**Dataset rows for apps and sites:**
---+---
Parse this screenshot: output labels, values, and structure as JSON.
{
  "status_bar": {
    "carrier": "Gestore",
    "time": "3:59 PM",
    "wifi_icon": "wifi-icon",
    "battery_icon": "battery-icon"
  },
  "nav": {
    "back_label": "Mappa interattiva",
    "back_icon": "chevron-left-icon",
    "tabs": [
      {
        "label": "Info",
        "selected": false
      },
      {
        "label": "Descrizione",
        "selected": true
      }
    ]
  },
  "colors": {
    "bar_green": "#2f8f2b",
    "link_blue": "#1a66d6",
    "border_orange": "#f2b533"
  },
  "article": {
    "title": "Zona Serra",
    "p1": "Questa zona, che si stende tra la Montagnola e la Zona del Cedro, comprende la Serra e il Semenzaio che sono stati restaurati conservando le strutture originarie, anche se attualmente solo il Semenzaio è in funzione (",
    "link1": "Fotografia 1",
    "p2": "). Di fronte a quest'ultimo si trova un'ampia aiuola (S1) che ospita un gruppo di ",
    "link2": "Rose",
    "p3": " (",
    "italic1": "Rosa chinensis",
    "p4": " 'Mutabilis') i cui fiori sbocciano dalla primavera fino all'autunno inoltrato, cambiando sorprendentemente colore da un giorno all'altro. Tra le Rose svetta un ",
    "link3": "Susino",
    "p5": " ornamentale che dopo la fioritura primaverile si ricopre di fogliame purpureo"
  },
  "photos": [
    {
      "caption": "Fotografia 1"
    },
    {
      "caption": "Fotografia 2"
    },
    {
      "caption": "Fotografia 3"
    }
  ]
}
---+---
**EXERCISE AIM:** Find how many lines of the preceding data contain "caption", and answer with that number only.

**ANSWER SECTION:** 3